Items from a dataset:
################
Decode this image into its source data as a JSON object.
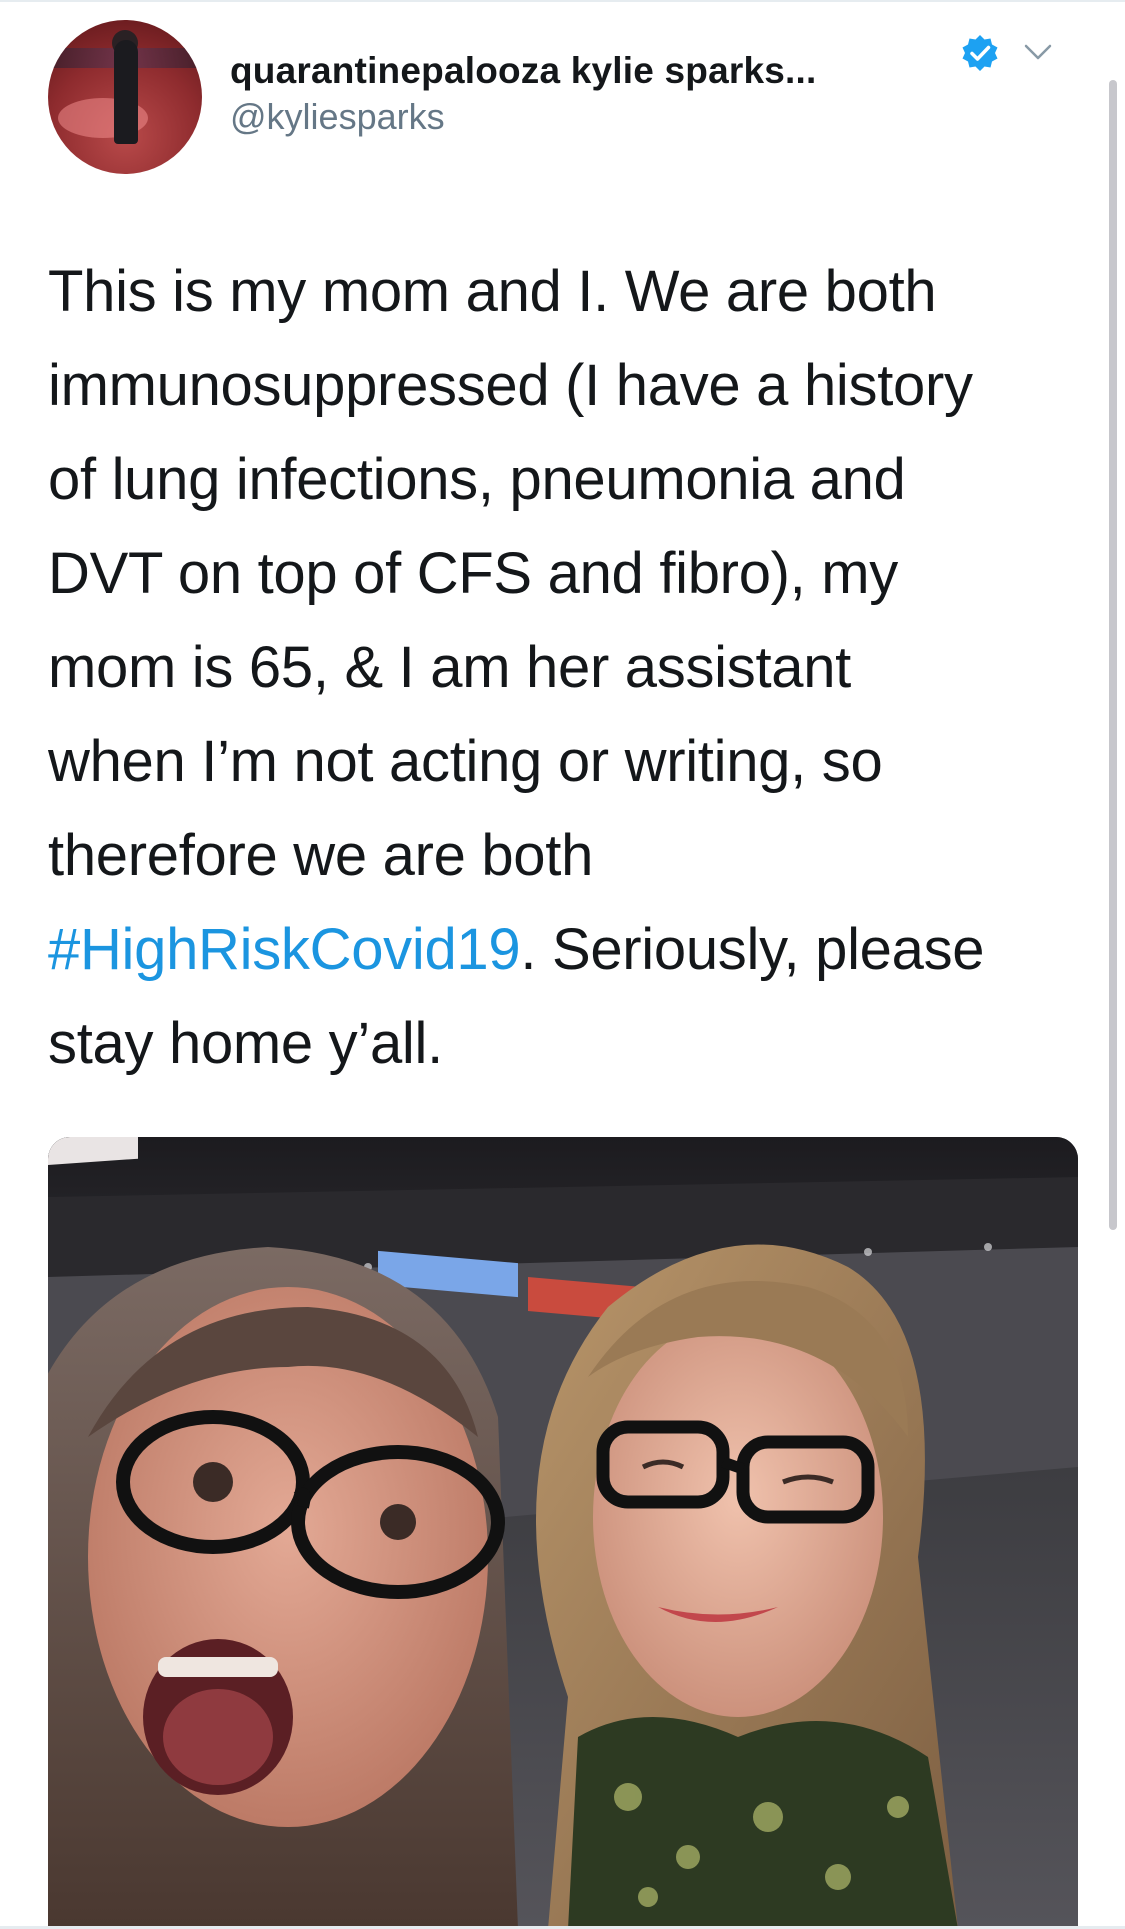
{
  "user": {
    "display_name": "quarantinepalooza kylie sparks...",
    "handle": "@kyliesparks",
    "verified": true,
    "verified_icon": "verified-badge-icon",
    "menu_icon": "chevron-down-icon"
  },
  "tweet": {
    "lines": [
      "This is my mom and I.  We are both",
      "immunosuppressed (I have a history",
      "of lung infections, pneumonia and",
      "DVT on top of CFS and fibro), my",
      "mom is 65, & I am her assistant",
      "when I’m not acting or writing, so",
      "therefore we are both"
    ],
    "hashtag": "#HighRiskCovid19",
    "after_hashtag": ".  Seriously, please",
    "last_line": "stay home y’all."
  },
  "colors": {
    "text": "#14171a",
    "secondary": "#657786",
    "link": "#1b95e0",
    "verified": "#1da1f2"
  }
}
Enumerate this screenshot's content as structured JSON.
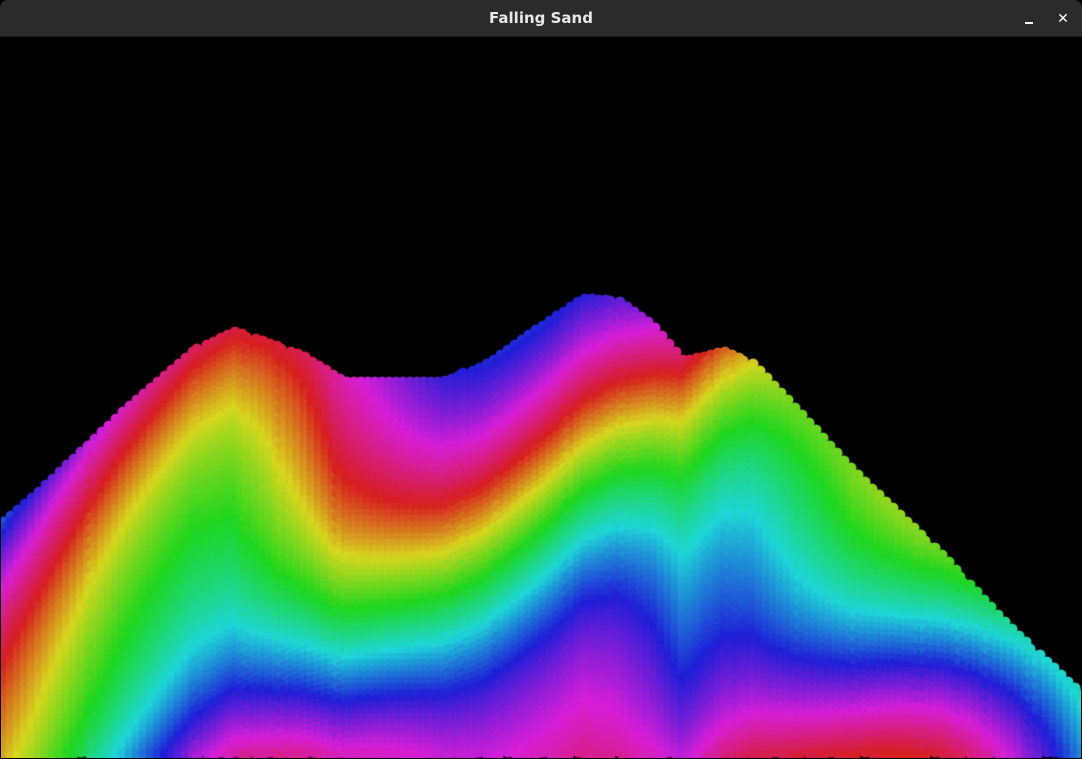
{
  "window": {
    "title": "Falling Sand"
  },
  "titlebar": {
    "minimize_icon": "minimize-icon",
    "close_icon": "close-icon",
    "close_label": "✕"
  },
  "sand": {
    "background": "#000000",
    "palette": "rainbow-hue-cycle"
  }
}
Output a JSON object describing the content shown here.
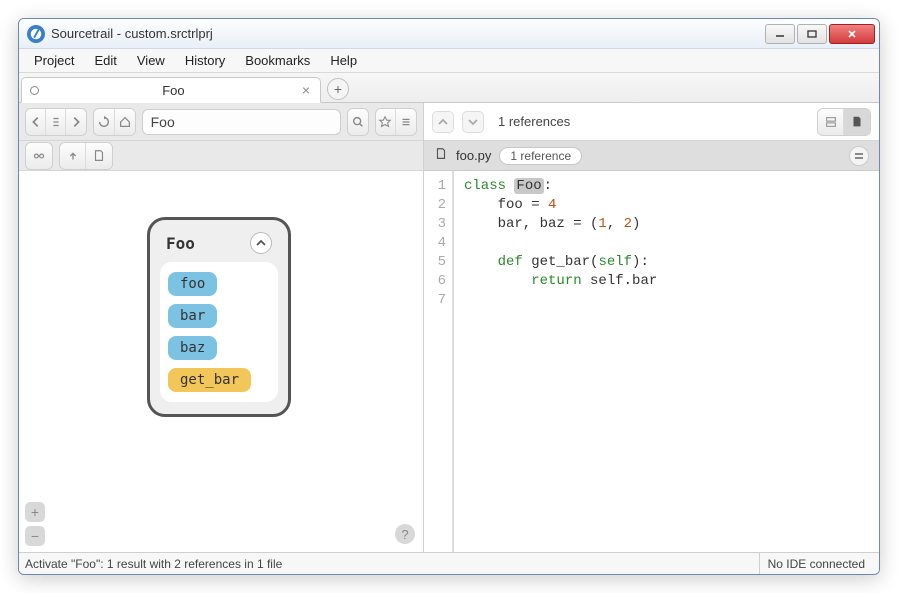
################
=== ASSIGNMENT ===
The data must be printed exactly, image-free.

=== RESPONSE TO THE TASK ===
Decode this image into its source data as a JSON object.
{
  "user": {
    "display_name": "quarantinepalooza kylie sparks...",
    "handle": "@kyliesparks",
    "verified": true,
    "verified_icon": "verified-badge-icon",
    "menu_icon": "chevron-down-icon"
  },
  "tweet": {
    "lines": [
      "This is my mom and I.  We are both",
      "immunosuppressed (I have a history",
      "of lung infections, pneumonia and",
      "DVT on top of CFS and fibro), my",
      "mom is 65, & I am her assistant",
      "when I’m not acting or writing, so",
      "therefore we are both"
    ],
    "hashtag": "#HighRiskCovid19",
    "after_hashtag": ".  Seriously, please",
    "last_line": "stay home y’all."
  },
  "colors": {
    "text": "#14171a",
    "secondary": "#657786",
    "link": "#1b95e0",
    "verified": "#1da1f2"
  }
}
Enumerate this screenshot's content as structured JSON.
{
  "window": {
    "title": "Falling Sand"
  },
  "titlebar": {
    "minimize_icon": "minimize-icon",
    "close_icon": "close-icon",
    "close_label": "✕"
  },
  "sand": {
    "background": "#000000",
    "palette": "rainbow-hue-cycle"
  }
}
Output a JSON object describing the content shown here.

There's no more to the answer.